Maze Hill, Greenwich

A road forming the eastern boundary of Greenwich Park since the enclosure of the common in the 15th century and probably a cart track from the river to Blackheath for many years before

Steve Cadman - Vanbrugh Castle

Despite evidence that the road once led to a turf maze in Black­heath, its name appears to come from 17th-century resident Sir Algernon May. Perhaps the maze influ­enced the respelling of ‘May’s Hill’.

Gravel extrac­tion dominated the east side of the road until around 1650. After the workings had been exhausted the land was let to small­holders, who were gradually eased out to make way for the homes of gentlemen, scholars and naval officers.

At the junction of Maze Hill and Westcombe Park Road are the brooding towers of Vanbrugh Castle, built around 1720 by the great dramatist and architect Sir John Vanbrugh, who also designed Castle Howard and Blenheim Palace.

Vanbrugh created a fortress-like complex of mock-medieval buildings, but only the centre­piece survived a spate of rede­vel­op­ment in the 1890s and 1900s that followed the opening of Maze Hill station in 1876.
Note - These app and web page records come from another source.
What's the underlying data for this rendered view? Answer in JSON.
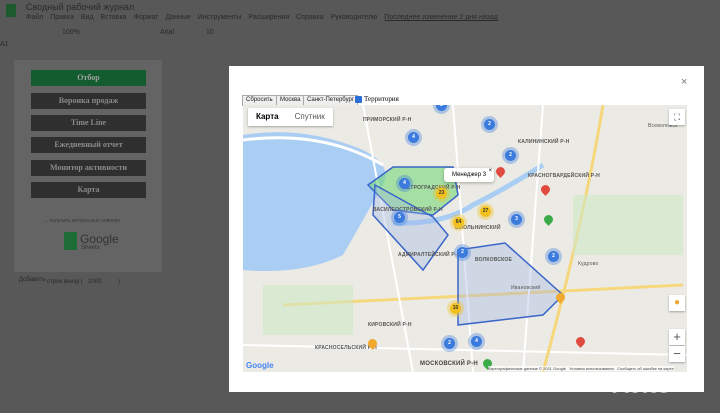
{
  "app": {
    "title": "Сводный рабочий журнал",
    "menu": [
      "Файл",
      "Правка",
      "Вид",
      "Вставка",
      "Формат",
      "Данные",
      "Инструменты",
      "Расширения",
      "Справка",
      "Руководителю"
    ],
    "last_edit": "Последнее изменение 2 дня назад",
    "cell_ref": "A1",
    "zoom": "100%",
    "font": "Arial",
    "font_size": "10"
  },
  "sheet": {
    "buttons": [
      "Отбор",
      "Воронка продаж",
      "Time Line",
      "Ежедневный отчет",
      "Монитор активности",
      "Карта"
    ],
    "checkbox_label": "... получать интересные новинки",
    "logo_text": "Google",
    "logo_sub": "Sheets",
    "add_button": "Добавить",
    "add_rows_label": "строк внизу (",
    "add_rows_value": "1000",
    "add_rows_end": ")."
  },
  "modal": {
    "close": "×",
    "controls": {
      "reset": "Сбросить",
      "moscow": "Москва",
      "spb": "Санкт-Петербург",
      "territory": "Территория",
      "territory_checked": true
    },
    "map": {
      "tabs": [
        "Карта",
        "Спутник"
      ],
      "popup": "Менеджер 3",
      "popup_close": "×",
      "zoom_in": "+",
      "zoom_out": "−",
      "districts": [
        "ПРИМОРСКИЙ Р-Н",
        "КАЛИНИНСКИЙ Р-Н",
        "КРАСНОГВАРДЕЙСКИЙ Р-Н",
        "ПЕТРОГРАДСКИЙ Р-Н",
        "ВАСИЛЕОСТРОВСКИЙ Р-Н",
        "АДМИРАЛТЕЙСКИЙ Р-Н",
        "ВОЛКОВСКОЕ",
        "КИРОВСКИЙ Р-Н",
        "КРАСНОСЕЛЬСКИЙ Р-Н",
        "МОСКОВСКИЙ Р-Н",
        "Всеволожск",
        "СМОЛЬНИНСКИЙ",
        "Кудрово",
        "Ивановский"
      ],
      "clusters": [
        "2",
        "2",
        "4",
        "2",
        "4",
        "23",
        "5",
        "27",
        "64",
        "3",
        "2",
        "2",
        "10",
        "2",
        "4"
      ],
      "attribution": [
        "Картографические данные © 2021 Google",
        "Условия использования",
        "Сообщить об ошибке на карте"
      ],
      "logo": "Google"
    }
  },
  "watermark": "Avito"
}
In the first half of the 20th century many of the hill’s grand homes were subdi­vided and some were destroyed in the blitz. The elaborate Maze Hill House was demol­ished in 1932 and replaced by an estate of smaller prop­er­ties. The northern part of the locality is now dominated by munic­i­pally built resi­dences, including 1960s tower blocks.

The Black­heath Preser­va­tion Trust bought Vanbrugh Castle in 1976, restoring the fabric of the building and converting it into four dwellings.

Former slave Olaudah Equiano lived briefly at 111 Maze Hill. A pioneering abolitionist campaigner, Equiano published his autobiography in 1789. The book was one of the first personal accounts of slavery and became an international bestseller.

Postal districts: SE3 and SE10
Station: Southeastern (zone 3)
* The picture of Vanbrugh Castle at the top of this page is adapted from an original photograph, copyright Steve Cadman, at Flickr, made available under the Attribution-ShareAlike 2.0 Generic Licence. Any subsequent reuse is hereby freely permitted under the terms of that licence.